* _TASK GOAL_
Copy each line containing "title" from the listing below.

━━━━━━━━━━━━━━━━━━━━

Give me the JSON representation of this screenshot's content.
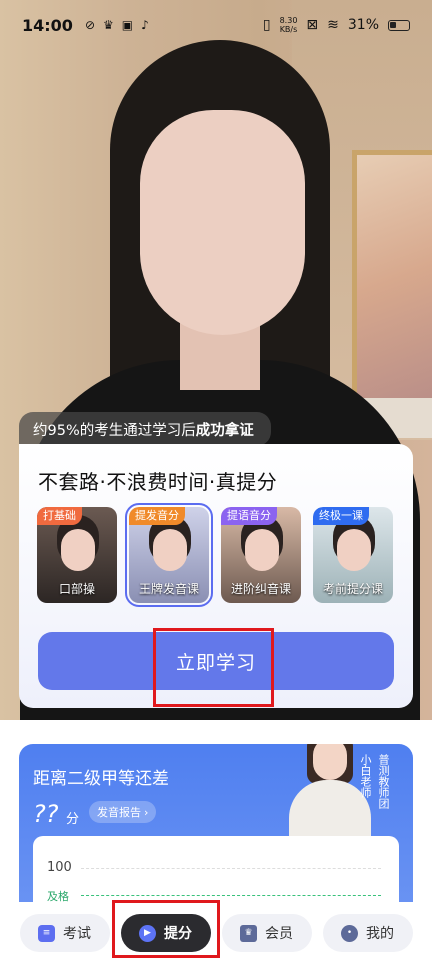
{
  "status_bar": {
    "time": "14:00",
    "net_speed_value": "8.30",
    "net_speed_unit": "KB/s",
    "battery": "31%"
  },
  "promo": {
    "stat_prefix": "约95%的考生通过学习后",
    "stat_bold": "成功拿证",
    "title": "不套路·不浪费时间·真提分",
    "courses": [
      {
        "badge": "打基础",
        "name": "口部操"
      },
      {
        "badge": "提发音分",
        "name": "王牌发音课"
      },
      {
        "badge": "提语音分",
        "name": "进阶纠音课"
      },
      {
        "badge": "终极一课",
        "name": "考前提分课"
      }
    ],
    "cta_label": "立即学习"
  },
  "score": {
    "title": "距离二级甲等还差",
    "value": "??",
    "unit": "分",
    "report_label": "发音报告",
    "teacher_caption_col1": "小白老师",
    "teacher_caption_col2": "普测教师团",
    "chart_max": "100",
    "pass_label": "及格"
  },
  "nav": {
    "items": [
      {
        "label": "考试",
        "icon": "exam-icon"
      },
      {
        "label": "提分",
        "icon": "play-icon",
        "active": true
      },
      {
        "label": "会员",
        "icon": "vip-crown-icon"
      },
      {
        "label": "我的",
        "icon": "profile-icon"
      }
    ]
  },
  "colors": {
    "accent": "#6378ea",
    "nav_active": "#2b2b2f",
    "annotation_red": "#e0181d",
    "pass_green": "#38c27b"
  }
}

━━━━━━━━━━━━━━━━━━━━

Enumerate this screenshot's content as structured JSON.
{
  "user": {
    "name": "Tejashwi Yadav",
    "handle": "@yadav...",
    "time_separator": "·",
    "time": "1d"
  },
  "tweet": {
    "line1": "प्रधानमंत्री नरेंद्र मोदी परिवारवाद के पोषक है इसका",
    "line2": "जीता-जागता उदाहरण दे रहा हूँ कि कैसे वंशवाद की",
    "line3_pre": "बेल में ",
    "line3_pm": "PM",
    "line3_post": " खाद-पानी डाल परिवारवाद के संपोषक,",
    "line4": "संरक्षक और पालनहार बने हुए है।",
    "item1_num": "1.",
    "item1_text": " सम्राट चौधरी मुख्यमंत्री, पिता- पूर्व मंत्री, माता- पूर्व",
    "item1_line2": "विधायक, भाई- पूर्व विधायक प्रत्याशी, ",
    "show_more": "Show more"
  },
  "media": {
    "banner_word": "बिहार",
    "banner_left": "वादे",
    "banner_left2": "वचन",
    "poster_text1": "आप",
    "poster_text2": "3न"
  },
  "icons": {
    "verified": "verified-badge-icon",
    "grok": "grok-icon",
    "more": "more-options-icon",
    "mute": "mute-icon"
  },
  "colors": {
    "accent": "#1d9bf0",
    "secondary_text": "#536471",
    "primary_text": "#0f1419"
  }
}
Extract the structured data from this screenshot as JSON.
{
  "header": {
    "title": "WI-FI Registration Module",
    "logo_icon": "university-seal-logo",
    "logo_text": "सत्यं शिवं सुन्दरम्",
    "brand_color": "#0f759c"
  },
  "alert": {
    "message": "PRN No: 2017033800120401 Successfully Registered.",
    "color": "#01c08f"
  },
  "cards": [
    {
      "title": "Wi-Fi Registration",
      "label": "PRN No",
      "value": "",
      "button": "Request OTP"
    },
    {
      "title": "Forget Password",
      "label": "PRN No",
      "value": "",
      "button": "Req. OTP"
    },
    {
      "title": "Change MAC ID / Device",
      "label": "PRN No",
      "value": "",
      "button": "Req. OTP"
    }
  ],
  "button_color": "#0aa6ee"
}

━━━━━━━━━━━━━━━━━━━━

* _OUTPUT FOR THIS TASK_
    "title": "不套路·不浪费时间·真提分",
    "title": "距离二级甲等还差",
    "title": "WI-FI Registration Module",
      "title": "Wi-Fi Registration",
      "title": "Forget Password",
      "title": "Change MAC ID / Device",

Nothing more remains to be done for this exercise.